“Citizen. Soldier. Citizen” Art Exhibit

The Lubeznik Center for the Arts located in Michigan City, Indiana is featuring the special exhibition Citizen. Soldier. Citizen. The exhibition is a collection of art made by former military service-personnel, many of whom have been featured in JME. The


exhibition is curated by JME’s Art Editor, Tara Tappert. The entire catalogue of the art exhibition is available online and worth a look. Additionally, the collection has already received favorable press. We are excited that Tappert and many JME contributing artists are hard at work promoting the power of artistic expression for bridging the military – civilian divide and for healing the wounds of war.

Spotlight: Brian Mockenhaupt

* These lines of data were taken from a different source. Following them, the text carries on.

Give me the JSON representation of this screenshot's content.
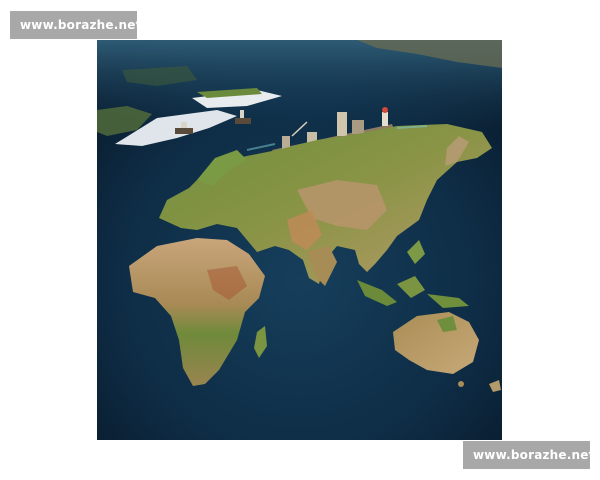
{
  "watermarks": {
    "top_left": "www.borazhe.net",
    "bottom_right": "www.borazhe.net"
  },
  "photo": {
    "subject": "world-map-diorama-icon",
    "colors": {
      "ocean_deep": "#0a1f33",
      "ocean_mid": "#123a55",
      "land_desert": "#b8916a",
      "land_green": "#6b8a3a",
      "ice": "#e8ecef"
    }
  }
}
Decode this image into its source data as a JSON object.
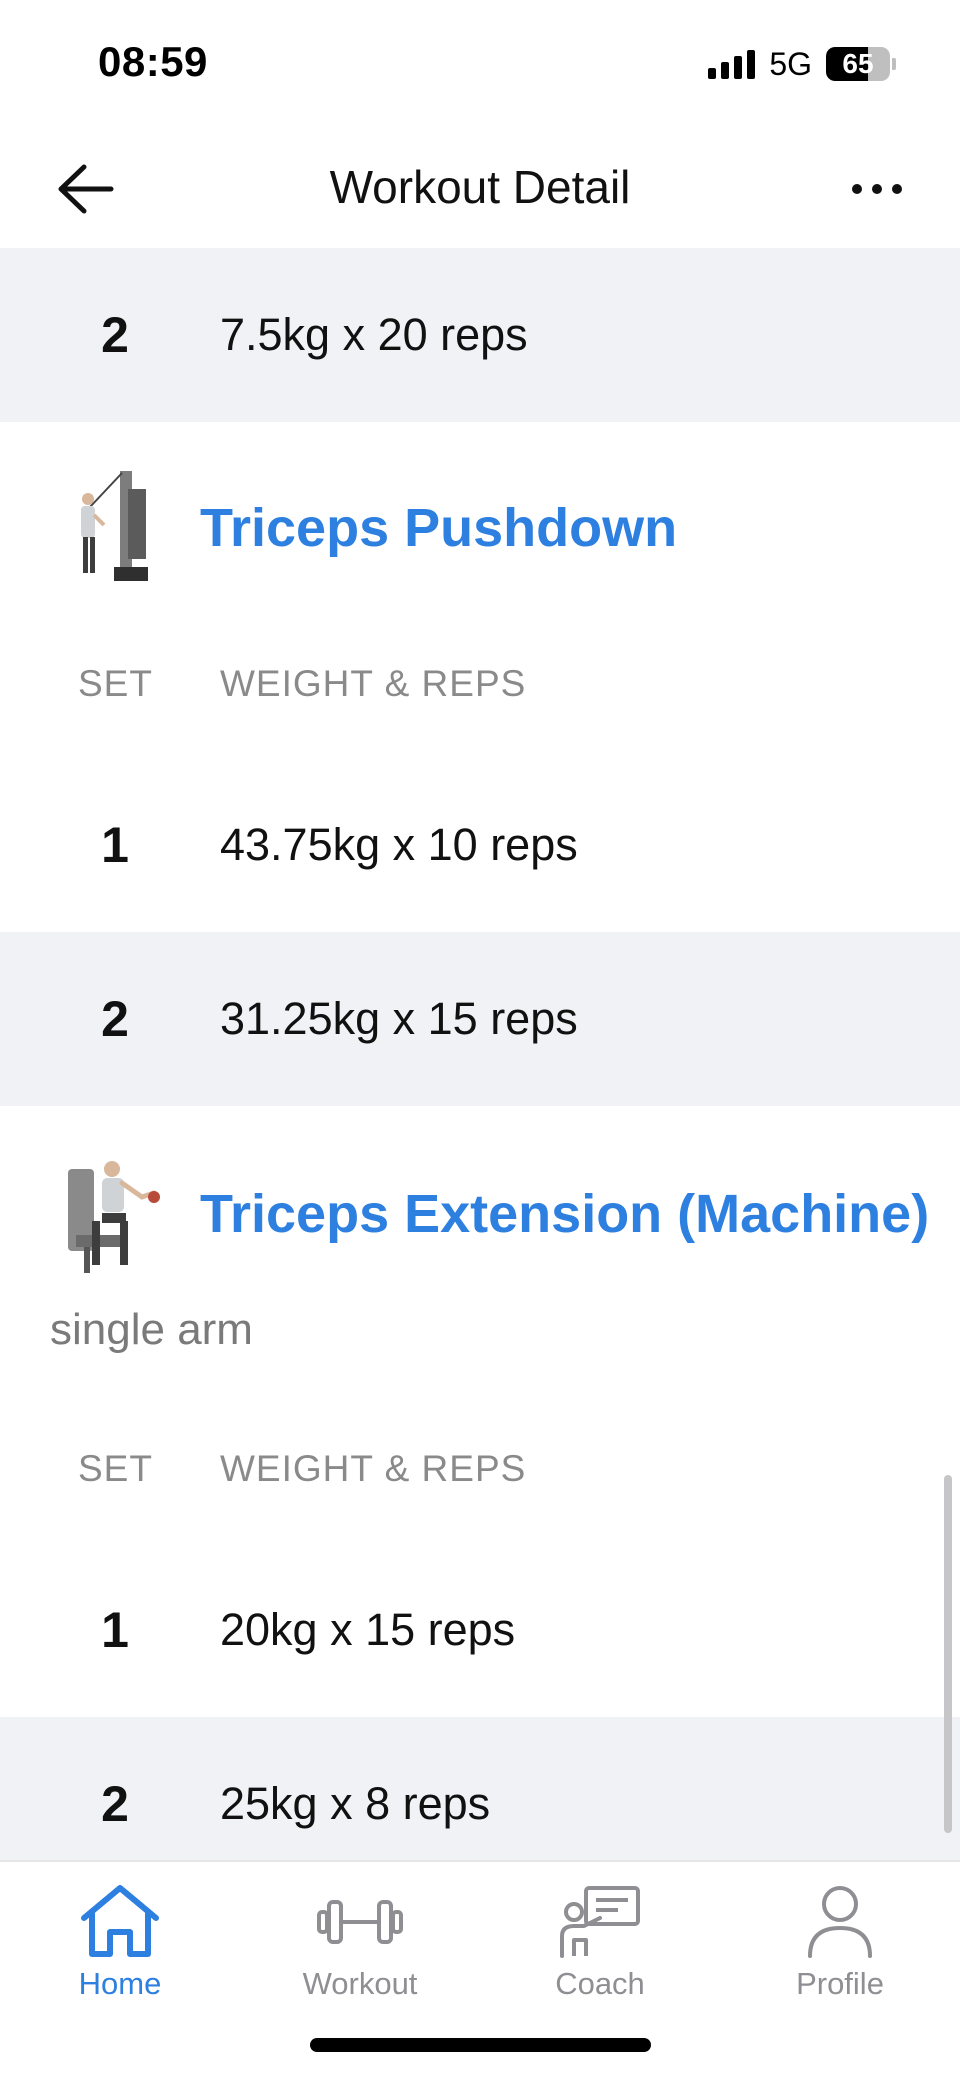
{
  "status_bar": {
    "time": "08:59",
    "network": "5G",
    "battery": "65",
    "battery_level": 0.65
  },
  "header": {
    "title": "Workout Detail",
    "back_icon": "arrow-left-icon",
    "more_icon": "more-horizontal-icon"
  },
  "previous_exercise": {
    "sets": [
      {
        "set": "2",
        "value": "7.5kg x 20 reps"
      }
    ]
  },
  "exercises": [
    {
      "name": "Triceps Pushdown",
      "note": "",
      "columns": {
        "set": "SET",
        "weight_reps": "WEIGHT & REPS"
      },
      "sets": [
        {
          "set": "1",
          "value": "43.75kg x 10 reps"
        },
        {
          "set": "2",
          "value": "31.25kg x 15 reps"
        }
      ]
    },
    {
      "name": "Triceps Extension (Machine)",
      "note": "single arm",
      "columns": {
        "set": "SET",
        "weight_reps": "WEIGHT & REPS"
      },
      "sets": [
        {
          "set": "1",
          "value": "20kg x 15 reps"
        },
        {
          "set": "2",
          "value": "25kg x 8 reps"
        }
      ]
    }
  ],
  "tab_bar": {
    "tabs": [
      {
        "label": "Home",
        "icon": "home-icon",
        "active": true
      },
      {
        "label": "Workout",
        "icon": "dumbbell-icon",
        "active": false
      },
      {
        "label": "Coach",
        "icon": "coach-icon",
        "active": false
      },
      {
        "label": "Profile",
        "icon": "profile-icon",
        "active": false
      }
    ]
  },
  "colors": {
    "accent": "#2d7fe0",
    "row_shade": "#f1f2f5",
    "muted_text": "#8a8a8a"
  }
}
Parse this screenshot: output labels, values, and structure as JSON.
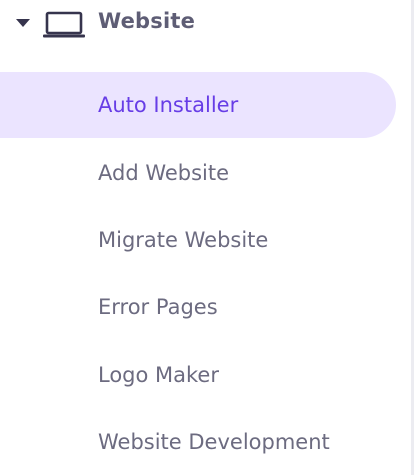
{
  "section": {
    "title": "Website",
    "expanded": true,
    "caret_icon": "caret-down-icon",
    "icon": "laptop-icon"
  },
  "menu": {
    "items": [
      {
        "label": "Auto Installer",
        "active": true
      },
      {
        "label": "Add Website",
        "active": false
      },
      {
        "label": "Migrate Website",
        "active": false
      },
      {
        "label": "Error Pages",
        "active": false
      },
      {
        "label": "Logo Maker",
        "active": false
      },
      {
        "label": "Website Development",
        "active": false
      }
    ]
  },
  "colors": {
    "active_bg": "#ebe4ff",
    "active_text": "#673de6",
    "text": "#6c6b80",
    "header_text": "#5e5d75",
    "icon": "#36344d"
  }
}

brianPlease join us in congratulating Brian, Managing Editor of the Journal of Military Experience for winning the Michael Kelly award for his story “The Living and the Dead.” His short story won him $25,000 for his exemplary, 18 month research-journalism on a platoon (and often outside the wire). You can read experts on the Kelly award page (URL above) or better yet, you can purchase a copy of the entire article. I did and I can’t wait to read it! Mockenhaupt’s writing has been published in The Atlantic, Outdoor Magazine, and Esquire (among other prestigious publications). We are so proud of Mockenhaupt and honored he shares his expertise with us at MEA. Congratulations, Brian! Well deserved! And to the judges for the award: good choice! There’s no more deserving a writer, friend, guy.

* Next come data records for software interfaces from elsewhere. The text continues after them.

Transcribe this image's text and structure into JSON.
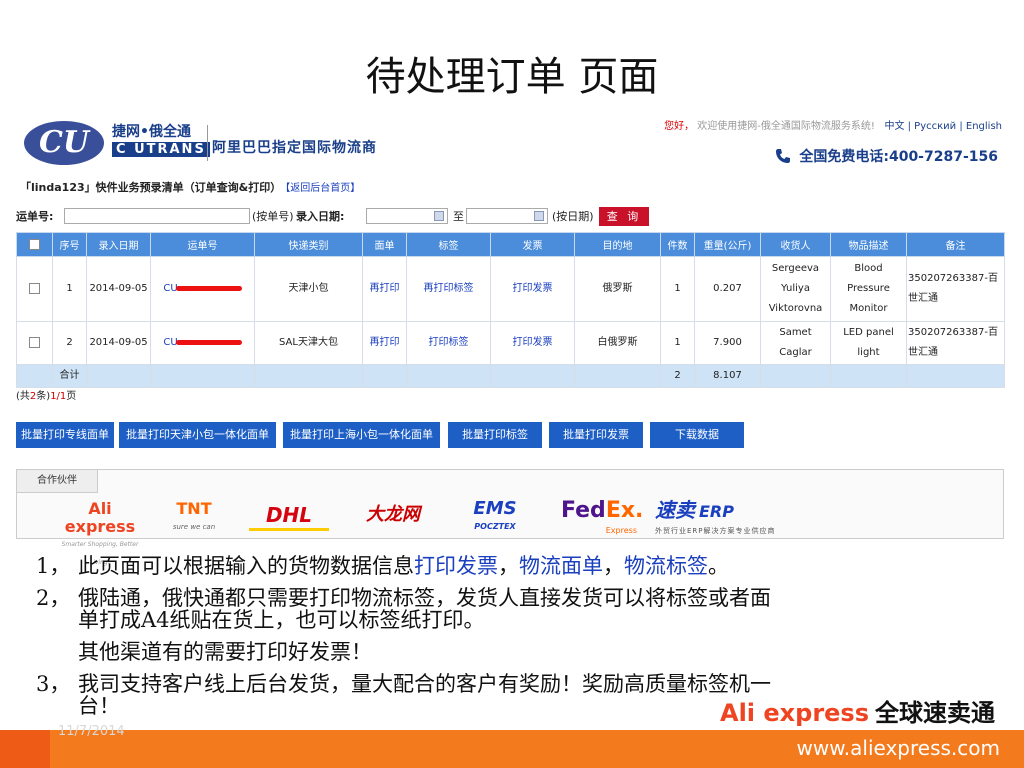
{
  "slide": {
    "title": "待处理订单 页面"
  },
  "header": {
    "logo_text": "CU",
    "brand_cn": "捷网•俄全通",
    "brand_en": "C UTRANS",
    "tagline": "阿里巴巴指定国际物流商",
    "welcome_hi": "您好，",
    "welcome_msg": "欢迎使用捷网-俄全通国际物流服务系统!",
    "lang_links": "中文 | Русский | English",
    "hotline": "全国免费电话:400-7287-156"
  },
  "page": {
    "heading": "「linda123」快件业务预录清单（订单查询&打印）",
    "back_link": "【返回后台首页】"
  },
  "search": {
    "waybill_label": "运单号:",
    "by_waybill": "(按单号)",
    "entry_date_label": "录入日期:",
    "to": "至",
    "by_date": "(按日期)",
    "query_button": "查 询"
  },
  "table": {
    "columns": [
      "序号",
      "录入日期",
      "运单号",
      "快递类别",
      "面单",
      "标签",
      "发票",
      "目的地",
      "件数",
      "重量(公斤)",
      "收货人",
      "物品描述",
      "备注"
    ],
    "rows": [
      {
        "no": "1",
        "date": "2014-09-05",
        "waybill": "CU",
        "type": "天津小包",
        "sheet": "再打印",
        "label": "再打印标签",
        "invoice": "打印发票",
        "dest": "俄罗斯",
        "qty": "1",
        "weight": "0.207",
        "receiver_l1": "Sergeeva",
        "receiver_l2": "Yuliya",
        "receiver_l3": "Viktorovna",
        "desc_l1": "Blood Pressure",
        "desc_l2": "Monitor",
        "note_l1": "350207263387-百",
        "note_l2": "世汇通"
      },
      {
        "no": "2",
        "date": "2014-09-05",
        "waybill": "CU",
        "type": "SAL天津大包",
        "sheet": "再打印",
        "label": "打印标签",
        "invoice": "打印发票",
        "dest": "白俄罗斯",
        "qty": "1",
        "weight": "7.900",
        "receiver_l1": "Samet Caglar",
        "desc_l1": "LED panel light",
        "note_l1": "350207263387-百",
        "note_l2": "世汇通"
      }
    ],
    "total": {
      "label": "合计",
      "qty": "2",
      "weight": "8.107"
    }
  },
  "pager": {
    "prefix": "(共",
    "count": "2",
    "mid": "条)",
    "page": "1/1",
    "suffix": "页"
  },
  "actions": [
    "批量打印专线面单",
    "批量打印天津小包一体化面单",
    "批量打印上海小包一体化面单",
    "批量打印标签",
    "批量打印发票",
    "下载数据"
  ],
  "partners": {
    "tab_label": "合作伙伴",
    "aliexpress": "Ali express",
    "aliexpress_sub": "Smarter Shopping, Better Living!",
    "tnt": "TNT",
    "tnt_sub": "sure we can",
    "dhl": "DHL",
    "dalong": "大龙网",
    "ems": "EMS",
    "ems_sub": "POCZTEX",
    "fedex_fed": "Fed",
    "fedex_ex": "Ex.",
    "fedex_sub": "Express",
    "sumai": "速卖",
    "sumai_erp": "ERP",
    "sumai_sub": "外贸行业ERP解决方案专业供应商"
  },
  "notes": {
    "n1_num": "1，",
    "n1_a": "此页面可以根据输入的货物数据信息",
    "n1_h1": "打印发票",
    "n1_s1": "，",
    "n1_h2": "物流面单",
    "n1_s2": "，",
    "n1_h3": "物流标签",
    "n1_end": "。",
    "n2_num": "2，",
    "n2_l1": "俄陆通，俄快通都只需要打印物流标签，发货人直接发货可以将标签或者面",
    "n2_l2": "单打成A4纸贴在货上，也可以标签纸打印。",
    "n2_l3": "其他渠道有的需要打印好发票！",
    "n3_num": "3，",
    "n3_l1": "我司支持客户线上后台发货，量大配合的客户有奖励！奖励高质量标签机一",
    "n3_l2": "台！"
  },
  "footer": {
    "banner_en": "Ali express",
    "banner_cn": "全球速卖通",
    "date": "11/7/2014",
    "url": "www.aliexpress.com"
  },
  "colors": {
    "accent_blue": "#1e5fc6",
    "header_blue": "#4b8dda",
    "query_red": "#c9112a",
    "footer_orange": "#f47a1e"
  }
}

Pedagogy Spotlight: Michael Lund

In his basic composition course, Michael Lund used poet Gabriel A. Tolliver’s recently published piece (In the inaugural issue of The Blue Falcon Review) “The Afghan Blood House.” As Lund explained, Tolliver’s piece helped elucidate the concept of plot, “I tell them [his students] sometimes hands–images of hands–are a shortcut to agency, to who has and uses power. Still hands can mean lack of agency, injured hands loss, fists resolution, etc. So this was a great story…” (Lund para. 1). Revealing further details of his lesson plan using Tolliver’s short story, Lund explained: “I asked [students] what the hand  prints represent in the story (getting eventually to both agency and, when annotated, signatures). Asked what kinds of hands, though unseen, were doing things (got healing and killing). Asked what the wounded soldier’s hand represented (got them to comradeship, handshake, connection), what the blood smear meant (arrived at loss of identity and life itself), asked whose hand the narrator touched (comrades but also, they finally realized, ourselves, the readers). The hands in the story pull us into conflict, lift us up and drag us down, draw us on and tug us back” (Lund para. 2).

Lund expressed gratitude to Tolliver for his great work, which allowed his students to better understand elements of literature and storytelling. In sharing Lund’s lesson plan we hope other teachers, writing workshop leaders, writing center tutors / coaches / mentors, etc. will look to the published work in our journals The Blue Falcon Review, The Journal of Military Experience and the Arts, and Blue Streak: A journal of military poetry in their efforts in the teaching of writing.


Lund, Michael. Personal email to author. 26 Nov. 2013. Web.

Spotlight: Eric Hodges

Eric Hodges, MEA Scholarship Editor recently gave a TEDx talk on the implications of the military–civilian divide (see above video). Hodges is a PhD candidate at Virginia Tech, his dissertation research like his TEDx talk advances research in veteran studies. In fact, as Hodges explains in the video, he is responsible for establishing the Virginia Tech Veteran Studies conference. The second annual conference takes place in April 2014. A call for presenters is currently out with a deadline of January 10, 2014. We hope you enjoy the video as much as we do. Hodges message is a powerful one and one that exemplifies the work we seek to promote here at MEA.